the legal system in the United States is broken. The justification for that predicate is: a) personal observation over many years as an attorney; b) admissions, confessions, laments, tirades, wails, screams and cries from many other attorneys serving in many different, and sometimes surprisingly lofty capacities; c) depressing statistics on wrongful convictions; d) a steady stream of horror stories coming out of the legal system, day in and day out, primarily on the worldwide web but occasionally surfacing in the mainstream press.
That said, and with so many other blogs from lawyers chronicling, documenting, complaining, exposing and so on, some of them doing all that with style, black humor and other forms of panache, what’s different about this one?
This one will attack the problem at its root: judges. Judges favor the government in criminal cases. They favor insurance companies and banks – and the government again – in civil cases. Put simply, they favor the more powerful litigants and their attorneys over the weaker litigants and their attorneys. More simply yet, they are the ultimate apologists for the establishment and the status quo, precisely because their whole publicly perceived raison d’etre is the opposite.
So, what to do? Personally, I’ve had enough complaining, especially when it comes from lawyers. We are players in the system; if it’s broken, it’s at least partly our fault.
I propose to field reports (anonymity protected) from criminal defense lawyers and other disfavored litigants’ attorneys from anywhere in the United States concerning outrageous judicial conduct – not the kind that makes it into the mainstream press, like personal or sexual misconduct, but the routine, everyday dishonest, biased decision making that hurts those attorneys and their clients, resulting in wrongful convictions or other forms of justice denied.

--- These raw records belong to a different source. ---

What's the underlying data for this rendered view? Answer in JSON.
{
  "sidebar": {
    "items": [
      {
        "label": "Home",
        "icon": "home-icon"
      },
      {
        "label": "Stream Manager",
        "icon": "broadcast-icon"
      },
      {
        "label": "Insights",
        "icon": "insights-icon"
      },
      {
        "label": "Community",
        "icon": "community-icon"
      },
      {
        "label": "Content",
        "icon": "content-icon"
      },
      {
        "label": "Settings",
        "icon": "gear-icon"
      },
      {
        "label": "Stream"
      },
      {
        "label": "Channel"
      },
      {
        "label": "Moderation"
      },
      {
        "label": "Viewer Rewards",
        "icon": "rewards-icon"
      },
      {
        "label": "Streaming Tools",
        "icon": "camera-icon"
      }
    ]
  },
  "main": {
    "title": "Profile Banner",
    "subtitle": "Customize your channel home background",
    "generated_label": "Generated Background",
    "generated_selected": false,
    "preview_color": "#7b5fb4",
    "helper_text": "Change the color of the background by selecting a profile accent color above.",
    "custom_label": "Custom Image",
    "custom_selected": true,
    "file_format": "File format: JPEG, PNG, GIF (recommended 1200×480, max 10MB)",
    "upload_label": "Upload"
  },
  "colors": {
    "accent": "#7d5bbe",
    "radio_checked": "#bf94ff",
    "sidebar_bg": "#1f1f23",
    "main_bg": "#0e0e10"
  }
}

Then, based upon criteria that I may or may not divulge in the future, I will decide if any of those reports justify a boycott of the judge involved by other criminal defense and/or independent attorneys.
Read the rest here. (Thanks, John R., for the tip.)